Date of Award


Degree Name

Communication Studies


College of Liberal Arts

Type of Degree


Document Type


First Advisor

Stephen Underhill

Second Advisor

Jill C. Underhill

Third Advisor

Edward Woods

Fourth Advisor

Christopher Swindell
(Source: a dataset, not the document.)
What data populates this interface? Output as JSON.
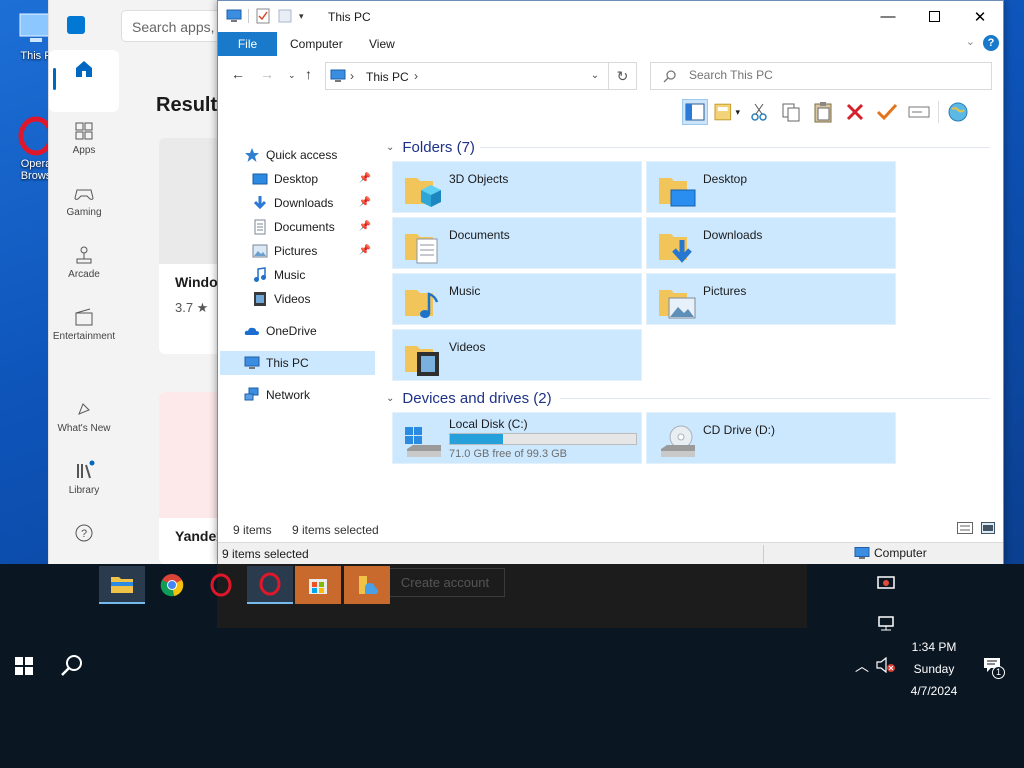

When a former black editor says he was told that blacks do not care about news by his white boss and a black deejay is told that his commentary is too hard hitting and not to go to an event featuring a black militant leader by his white boss, these personal accounts could be extrapolated to mean that there may still be a world filled with white privilege and an ensuing hegemonic bifurcation in a Communication Studies context. This study utilizes Afrocentricity and the agency that is denied to these two individuals to provide insight into a world where these black media/newsroom personnel describe how they lost ground to their white media owners. Those interviewed said this world does not promote the agency that comes with Afrocentricity, which is utilized as a critical cultural studies lens to interpret these 18-question qualitative interviews. The environment that those interviewed described is a world not often viewed in the context of white media ownership and the black-focused content that is produced within them, but is a phenomenon which may be better understood by utilizing an Afrocentric lens in a Communication Studies context.


Mass media.

African Americans - Social conditions.